On Monday April 3rd, a group of Trail Association volunteers cleaned up the upper end of Sisson Meadow by the library.  The winter storms had resulted in lots of broken tree limbs and other debris that the volunteers piled for future burning.  The paved walkways were also cleaned of leaves, debris and encroaching brush and vines were cut back.  Enjoy!

Shastice Bike Park — Time to Celebrate!

Braugh daughters, Drew Braugh, Paula Braugh, Glenn Harvey, Barry Price, John Schuyler, Mark Telegin, Neil Jacobs, Jon Wilton, Joe Wirth, John Harch

The Mount Shasta Trail Association and BikeShasta are pleased to announce major progress in the development of the Shastice Bike Park – a grouping of bike flow trails and features to help young bicyclists develop and enjoy mountain biking.  To celebrate the progress in building the bike park, a ribbon-cutting ceremony was held on Saturday October 22, 2016.

The bike park is located on land owned and managed by the Mt. Shasta Recreation and Parks District at Shastice Park.  The Parks District, Trail Association (MSTA), and BikeShasta entered an agreement to guide the development of the bike park in 2014.  Since then, development of the bike park has been generously supported by funds and labor provided by many volunteers, Mountain Wheelers, Mt. Shasta Ski Park, MSTA, BikeShasta, and three grants administered by the Shasta Regional Community Foundation: Patricia L. Kimball Endowment Fund, Owens Healthcare Community Fund, and the McConnell Fund.  Some conceptual design work and oversight was provided by the International Mountain Bicycling Association.

The initial rationale and need for the bike park came out of the development of the Gateway Trail system on national forest lands adjoining the city.  The building of the Gateway trails revealed that many illegal biking jumps and features were being built on the forest.  The thinking was to provide many of the same type of features in a safe and sustainable environment at Shastice Park.  Since then, the bike park has become a stand-alone recreation attraction, primarily targeting young cyclists to help them build skills and experience the enjoyment and challenges of biking trails.  It is complemented by its location next to the Mt. Shasta Skatepark.

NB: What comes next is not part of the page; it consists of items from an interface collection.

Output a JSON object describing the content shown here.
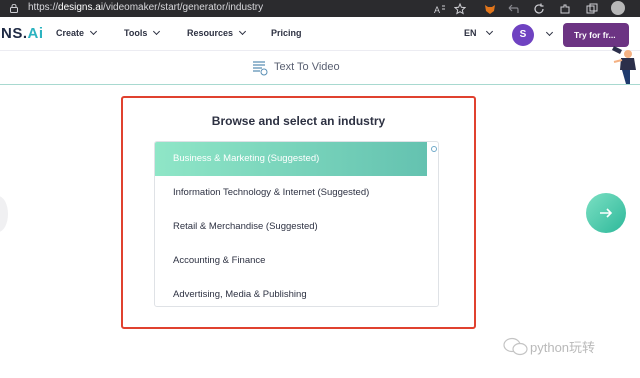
{
  "browser": {
    "url_domain": "designs.ai",
    "url_path": "/videomaker/start/generator/industry",
    "url_prefix": "https://"
  },
  "nav": {
    "logo_main": "NS.",
    "logo_accent": "Ai",
    "items": [
      {
        "label": "Create"
      },
      {
        "label": "Tools"
      },
      {
        "label": "Resources"
      },
      {
        "label": "Pricing"
      }
    ],
    "language": "EN",
    "avatar_initial": "S",
    "cta_label": "Try for fr..."
  },
  "toolbar": {
    "mode_label": "Text To Video",
    "mode_icon": "text-lines-icon"
  },
  "picker": {
    "title": "Browse and select an industry",
    "items": [
      {
        "label": "Business & Marketing (Suggested)",
        "selected": true
      },
      {
        "label": "Information Technology & Internet (Suggested)",
        "selected": false
      },
      {
        "label": "Retail & Merchandise (Suggested)",
        "selected": false
      },
      {
        "label": "Accounting & Finance",
        "selected": false
      },
      {
        "label": "Advertising, Media & Publishing",
        "selected": false
      }
    ]
  },
  "colors": {
    "accent": "#6c3483",
    "avatar": "#6f42c1",
    "selected_start": "#8fe6c7",
    "selected_end": "#64c2b0",
    "highlight_border": "#e0412f"
  },
  "watermark": {
    "text": "python玩转"
  }
}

The bike park currently provides two riding areas:  flow trails and a skills track.  The flow trails are gravity trails with challenges provided by banked turns, jumps, and bumps.  The goal is to develop a rhythm and minimize the need for braking or pedaling.  The skill features track is for the youngest riders and consists of a circular course containing ramps made of steel and wood.

While excited about this major step forward in the bike park, the MSTA and BikeShasta will continue to work on maintaining, improving and expanding the overall project.

New Railings on River Trail Bridge at Castle Crags State Park

Root Creek Railings 053

Recently a group of Trail Association volunteers, led by Mark Telegin, replaced the  wood railings on the River Trail foot bridge over the Sacramento River in Castle Crags State Park.  The old railings were in terrible shape and posed a safety hazard, in addition to not portraying the desired park image.  To remedy this situation, the Trail Association members stepped forward, applying their carpentry skills, and worked with park personnel to get the job done.  The results is a beautiful wood entrance to the suspension bridge over the rushing river waters.  The shady River Trail is located in that portion of the state park east of the Sacramento River and can be access from the Riverside Picnic Area and Campground.  Below are links to the park brochure and the Trail Association’s description of this trail.  Enjoy!


River Trail